Those of use who’ve been around security technology for a while will remember the prodigious rise of network access control (NAC) around 2006. Now the ideas around NAC had been around for several years beforehand, but 2006 gave us Cisco’s network admission control (a.k.a. Cisco NAC), Microsoft’s network access protection (NAP), and then a whole bunch of venture-backed NAC startups (ConSentry, Lockdown Networks, Mirage Networks, etc.).

Topics: Network Security Cybersecurity NAC SDP

Enterprises Need Advanced Incident Prevention

Given the booming state of the cybersecurity market, industry rhetoric is at an all-time high. One of the more nonsensical infosec banalities goes something like this: Cybersecurity has always been anchored by incident prevention technologies like AV software, firewalls, and IDS/IPS systems, but sophisticated cyber-adversaries have become extremely adept at circumventing status quo security controls. Therefore, organizations should give up on prevention and focus all their attention on incident detection and response.

Now I certainly get the logic of this platitude. Yes, the bad guys do know how to get around our defenses and organizations should in fact improve their detection and response capabilities. But abandon or minimize incident prevention? Poppycock! 

Topics: incident detection and response NAC incident prevention

Has Mobile Computing Had a Positive Impact on Cybersecurity?

I’ve heard the same story from a multitude of CISOs: “As soon as we agreed to support BYOD and mobile devices, all hell broke loose!” How? All of a sudden there were hundreds or thousands of new devices accessing the corporate network. Many of these devices were employee-owned, unmanaged, and full of questionable applications. What’s more, users were now working on multiple devices and moving sensitive data between Windows PCs, iPads, Android phones, and a slew of online file sharing sites like Box, Dropbox, and iCloud. Holy threat and vulnerability, Batman!

Most enterprise organizations are now way past this early period of mobile security chaos. Yes, there are still plenty of challenges associated with mobile computing security, but did preliminary mobile computing anarchy have any positive impact on information security in the long run? In other words, did the initial mobile computing fire drills actually help CISOs recognize risks and address systemic weaknesses?

Topics: IBM MDM Cisco Information and Risk Management Juniper HP mobile Security and Privacy Security endpoint security Bradford Networks Mobile computing Box Dropbox Aruba Vormetric ForeScout Veracode Great Bay Software NAC

BYOD Security Gotchas

I've spent a fair amount of time lately on BYOD (Bring Your Own Device), mobile devices, and related issues around information/cyber security.
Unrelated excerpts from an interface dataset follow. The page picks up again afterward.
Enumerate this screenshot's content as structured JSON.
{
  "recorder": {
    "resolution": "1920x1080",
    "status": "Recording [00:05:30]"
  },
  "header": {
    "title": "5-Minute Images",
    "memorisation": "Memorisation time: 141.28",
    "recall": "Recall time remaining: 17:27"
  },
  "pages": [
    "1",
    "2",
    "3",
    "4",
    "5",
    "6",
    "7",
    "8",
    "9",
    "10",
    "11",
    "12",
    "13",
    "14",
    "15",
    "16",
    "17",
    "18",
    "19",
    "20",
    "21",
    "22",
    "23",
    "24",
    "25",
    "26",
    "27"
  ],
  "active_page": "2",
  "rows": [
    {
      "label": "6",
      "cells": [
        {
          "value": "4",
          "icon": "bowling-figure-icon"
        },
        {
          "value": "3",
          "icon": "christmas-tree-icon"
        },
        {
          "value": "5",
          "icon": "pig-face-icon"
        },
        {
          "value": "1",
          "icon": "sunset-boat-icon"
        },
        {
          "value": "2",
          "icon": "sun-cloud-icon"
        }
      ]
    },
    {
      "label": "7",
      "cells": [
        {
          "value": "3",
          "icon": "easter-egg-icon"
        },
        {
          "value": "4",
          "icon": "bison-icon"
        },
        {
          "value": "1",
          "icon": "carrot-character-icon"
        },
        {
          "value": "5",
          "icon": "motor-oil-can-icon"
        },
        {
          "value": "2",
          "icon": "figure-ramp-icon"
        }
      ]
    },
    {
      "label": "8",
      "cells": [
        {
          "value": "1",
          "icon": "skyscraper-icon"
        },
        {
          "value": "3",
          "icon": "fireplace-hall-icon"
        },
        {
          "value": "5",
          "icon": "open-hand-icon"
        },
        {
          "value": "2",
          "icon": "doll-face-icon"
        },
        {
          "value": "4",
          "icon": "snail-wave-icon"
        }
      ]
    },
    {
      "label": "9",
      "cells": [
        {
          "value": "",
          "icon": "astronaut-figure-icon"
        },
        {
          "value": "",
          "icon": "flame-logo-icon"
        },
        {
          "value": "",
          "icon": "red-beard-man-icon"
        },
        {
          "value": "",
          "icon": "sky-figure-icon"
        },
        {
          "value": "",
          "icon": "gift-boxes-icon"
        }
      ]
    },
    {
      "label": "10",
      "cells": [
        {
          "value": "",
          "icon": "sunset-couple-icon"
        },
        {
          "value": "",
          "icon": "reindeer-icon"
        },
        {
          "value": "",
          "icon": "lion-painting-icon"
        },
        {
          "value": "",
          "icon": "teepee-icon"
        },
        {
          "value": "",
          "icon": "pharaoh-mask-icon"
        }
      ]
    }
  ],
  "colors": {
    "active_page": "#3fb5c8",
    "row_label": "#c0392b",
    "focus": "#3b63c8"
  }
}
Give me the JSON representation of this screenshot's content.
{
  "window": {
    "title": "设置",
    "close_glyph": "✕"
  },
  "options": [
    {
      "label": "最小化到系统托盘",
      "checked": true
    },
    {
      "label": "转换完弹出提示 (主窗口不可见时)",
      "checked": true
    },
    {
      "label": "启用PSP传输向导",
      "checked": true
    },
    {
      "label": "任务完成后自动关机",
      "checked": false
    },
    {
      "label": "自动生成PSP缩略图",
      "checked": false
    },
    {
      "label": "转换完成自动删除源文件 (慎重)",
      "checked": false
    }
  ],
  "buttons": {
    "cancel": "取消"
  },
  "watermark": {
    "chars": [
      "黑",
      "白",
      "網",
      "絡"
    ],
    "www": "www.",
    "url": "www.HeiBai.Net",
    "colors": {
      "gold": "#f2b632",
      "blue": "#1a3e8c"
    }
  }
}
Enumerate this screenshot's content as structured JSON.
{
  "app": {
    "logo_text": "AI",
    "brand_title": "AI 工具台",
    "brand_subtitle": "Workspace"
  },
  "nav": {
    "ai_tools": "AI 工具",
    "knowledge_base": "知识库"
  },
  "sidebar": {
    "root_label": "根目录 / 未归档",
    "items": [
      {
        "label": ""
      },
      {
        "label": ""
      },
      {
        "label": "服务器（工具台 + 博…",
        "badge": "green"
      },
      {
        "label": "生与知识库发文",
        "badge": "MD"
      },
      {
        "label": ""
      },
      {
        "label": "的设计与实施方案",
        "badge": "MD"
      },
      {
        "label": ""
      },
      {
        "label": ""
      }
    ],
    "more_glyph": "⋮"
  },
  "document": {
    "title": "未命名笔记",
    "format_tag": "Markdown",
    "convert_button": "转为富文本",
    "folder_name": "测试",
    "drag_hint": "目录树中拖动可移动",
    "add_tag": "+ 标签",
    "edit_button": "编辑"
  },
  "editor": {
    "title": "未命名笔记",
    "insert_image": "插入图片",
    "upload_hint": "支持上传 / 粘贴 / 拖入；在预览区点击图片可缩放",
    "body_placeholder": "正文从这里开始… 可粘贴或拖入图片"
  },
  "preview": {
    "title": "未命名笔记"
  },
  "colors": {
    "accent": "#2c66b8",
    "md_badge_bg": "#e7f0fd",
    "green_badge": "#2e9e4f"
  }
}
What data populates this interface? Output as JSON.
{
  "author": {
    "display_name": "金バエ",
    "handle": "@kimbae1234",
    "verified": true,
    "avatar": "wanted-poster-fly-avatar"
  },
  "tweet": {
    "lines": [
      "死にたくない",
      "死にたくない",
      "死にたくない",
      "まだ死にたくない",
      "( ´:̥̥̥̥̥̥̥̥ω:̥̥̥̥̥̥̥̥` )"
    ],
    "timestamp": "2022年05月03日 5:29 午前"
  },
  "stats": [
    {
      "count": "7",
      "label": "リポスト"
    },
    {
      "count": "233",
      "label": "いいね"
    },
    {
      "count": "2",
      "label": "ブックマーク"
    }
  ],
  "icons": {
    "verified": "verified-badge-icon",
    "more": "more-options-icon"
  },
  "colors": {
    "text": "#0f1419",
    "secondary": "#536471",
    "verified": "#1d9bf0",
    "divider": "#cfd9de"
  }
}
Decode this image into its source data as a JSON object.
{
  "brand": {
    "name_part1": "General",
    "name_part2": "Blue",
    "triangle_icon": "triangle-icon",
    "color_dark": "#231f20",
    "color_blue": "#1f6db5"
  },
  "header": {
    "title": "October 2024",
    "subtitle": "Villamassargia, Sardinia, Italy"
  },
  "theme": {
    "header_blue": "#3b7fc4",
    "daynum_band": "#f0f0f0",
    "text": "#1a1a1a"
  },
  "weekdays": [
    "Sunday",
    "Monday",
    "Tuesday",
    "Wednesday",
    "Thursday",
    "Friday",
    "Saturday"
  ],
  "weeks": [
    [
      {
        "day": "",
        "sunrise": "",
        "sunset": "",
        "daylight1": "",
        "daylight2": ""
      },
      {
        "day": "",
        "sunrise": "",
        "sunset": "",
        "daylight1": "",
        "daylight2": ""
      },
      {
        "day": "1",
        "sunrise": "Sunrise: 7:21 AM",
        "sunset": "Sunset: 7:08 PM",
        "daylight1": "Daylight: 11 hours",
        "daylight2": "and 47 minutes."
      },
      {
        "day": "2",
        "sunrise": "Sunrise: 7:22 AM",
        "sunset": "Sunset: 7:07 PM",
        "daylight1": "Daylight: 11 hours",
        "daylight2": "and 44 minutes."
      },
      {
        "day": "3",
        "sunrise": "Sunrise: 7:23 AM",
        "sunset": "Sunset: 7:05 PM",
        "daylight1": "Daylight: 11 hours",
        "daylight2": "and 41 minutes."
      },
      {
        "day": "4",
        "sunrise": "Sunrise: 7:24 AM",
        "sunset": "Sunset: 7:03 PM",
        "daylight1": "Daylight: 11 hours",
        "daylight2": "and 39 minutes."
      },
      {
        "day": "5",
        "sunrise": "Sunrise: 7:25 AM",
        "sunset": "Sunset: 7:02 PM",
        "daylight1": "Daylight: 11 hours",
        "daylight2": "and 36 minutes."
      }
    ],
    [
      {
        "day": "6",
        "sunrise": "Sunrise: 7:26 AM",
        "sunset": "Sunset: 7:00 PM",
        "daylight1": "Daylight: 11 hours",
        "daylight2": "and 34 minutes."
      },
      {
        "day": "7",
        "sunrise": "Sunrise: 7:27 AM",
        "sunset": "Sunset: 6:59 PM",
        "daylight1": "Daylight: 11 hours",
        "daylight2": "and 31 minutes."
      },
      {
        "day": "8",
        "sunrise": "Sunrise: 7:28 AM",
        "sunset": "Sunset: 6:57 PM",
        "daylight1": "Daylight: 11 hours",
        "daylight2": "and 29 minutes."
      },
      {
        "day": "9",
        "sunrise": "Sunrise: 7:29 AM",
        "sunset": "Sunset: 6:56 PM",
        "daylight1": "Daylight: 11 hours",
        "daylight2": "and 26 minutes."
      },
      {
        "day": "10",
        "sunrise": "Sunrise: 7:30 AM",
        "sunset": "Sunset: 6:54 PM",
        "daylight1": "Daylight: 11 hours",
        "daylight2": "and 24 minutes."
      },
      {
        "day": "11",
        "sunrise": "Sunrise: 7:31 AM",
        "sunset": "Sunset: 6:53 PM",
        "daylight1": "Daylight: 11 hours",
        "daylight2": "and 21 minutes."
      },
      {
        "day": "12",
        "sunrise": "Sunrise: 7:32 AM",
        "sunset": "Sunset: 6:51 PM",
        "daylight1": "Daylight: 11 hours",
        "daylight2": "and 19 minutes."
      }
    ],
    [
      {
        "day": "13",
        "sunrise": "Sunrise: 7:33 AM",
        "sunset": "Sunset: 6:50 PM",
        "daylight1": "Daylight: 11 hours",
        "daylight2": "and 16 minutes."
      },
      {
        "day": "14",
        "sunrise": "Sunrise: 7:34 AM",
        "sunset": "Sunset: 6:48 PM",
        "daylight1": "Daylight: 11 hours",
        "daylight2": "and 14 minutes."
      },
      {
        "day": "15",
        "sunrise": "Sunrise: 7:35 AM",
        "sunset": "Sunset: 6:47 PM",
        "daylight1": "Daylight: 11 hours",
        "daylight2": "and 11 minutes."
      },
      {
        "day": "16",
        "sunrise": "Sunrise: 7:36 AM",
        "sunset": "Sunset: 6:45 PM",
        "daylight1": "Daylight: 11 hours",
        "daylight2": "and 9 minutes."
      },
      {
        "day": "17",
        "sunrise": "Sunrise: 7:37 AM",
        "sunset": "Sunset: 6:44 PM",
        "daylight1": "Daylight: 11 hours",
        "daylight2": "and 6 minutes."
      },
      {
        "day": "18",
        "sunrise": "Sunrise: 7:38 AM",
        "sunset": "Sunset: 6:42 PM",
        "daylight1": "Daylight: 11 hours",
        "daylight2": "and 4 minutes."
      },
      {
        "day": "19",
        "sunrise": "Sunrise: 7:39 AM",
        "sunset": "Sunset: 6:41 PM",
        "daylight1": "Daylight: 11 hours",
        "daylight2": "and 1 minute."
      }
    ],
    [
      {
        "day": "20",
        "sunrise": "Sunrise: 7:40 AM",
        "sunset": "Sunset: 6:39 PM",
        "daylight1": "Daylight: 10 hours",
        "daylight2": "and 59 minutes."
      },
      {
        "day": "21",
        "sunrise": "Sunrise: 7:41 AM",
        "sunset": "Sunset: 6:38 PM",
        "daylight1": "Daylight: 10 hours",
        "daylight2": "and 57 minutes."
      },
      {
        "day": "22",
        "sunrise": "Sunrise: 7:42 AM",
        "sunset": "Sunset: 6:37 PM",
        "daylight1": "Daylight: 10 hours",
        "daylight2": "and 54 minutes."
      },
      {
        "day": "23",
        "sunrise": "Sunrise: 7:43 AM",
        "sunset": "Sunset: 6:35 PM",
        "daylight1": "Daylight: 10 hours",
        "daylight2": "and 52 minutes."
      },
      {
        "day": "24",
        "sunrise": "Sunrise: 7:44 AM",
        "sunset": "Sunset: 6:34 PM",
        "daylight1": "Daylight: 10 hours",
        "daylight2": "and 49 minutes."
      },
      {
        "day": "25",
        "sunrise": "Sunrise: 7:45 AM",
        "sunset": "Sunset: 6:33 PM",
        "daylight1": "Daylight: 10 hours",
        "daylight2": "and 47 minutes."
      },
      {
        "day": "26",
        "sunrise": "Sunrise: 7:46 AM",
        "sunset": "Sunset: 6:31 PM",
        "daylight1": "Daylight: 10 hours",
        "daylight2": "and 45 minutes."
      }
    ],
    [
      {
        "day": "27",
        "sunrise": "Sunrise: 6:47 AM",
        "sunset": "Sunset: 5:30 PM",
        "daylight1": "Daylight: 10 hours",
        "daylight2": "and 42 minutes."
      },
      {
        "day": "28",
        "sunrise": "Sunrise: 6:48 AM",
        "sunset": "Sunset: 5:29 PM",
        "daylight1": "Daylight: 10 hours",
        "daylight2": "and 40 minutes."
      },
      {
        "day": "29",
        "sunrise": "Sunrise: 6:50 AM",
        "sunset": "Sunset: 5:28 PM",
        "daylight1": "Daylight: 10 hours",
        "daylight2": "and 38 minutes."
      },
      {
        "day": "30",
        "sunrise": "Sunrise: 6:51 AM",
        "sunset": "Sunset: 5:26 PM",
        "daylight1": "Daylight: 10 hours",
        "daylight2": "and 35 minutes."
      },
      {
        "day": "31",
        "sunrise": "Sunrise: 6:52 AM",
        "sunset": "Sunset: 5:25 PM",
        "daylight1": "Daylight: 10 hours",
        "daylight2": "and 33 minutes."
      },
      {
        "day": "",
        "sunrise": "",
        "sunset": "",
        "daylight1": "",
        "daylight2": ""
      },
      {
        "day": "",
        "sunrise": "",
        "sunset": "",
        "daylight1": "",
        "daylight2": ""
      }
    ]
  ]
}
Yes, we are still firmly in the hype cycle but some mobile device security patterns are starting to emerge.

Topics: Cisco Information and Risk Management Security and Privacy Security BYOD endpoint security android Juniper Networks NAC mobile device CISO Extreme Networks iPad Enterasys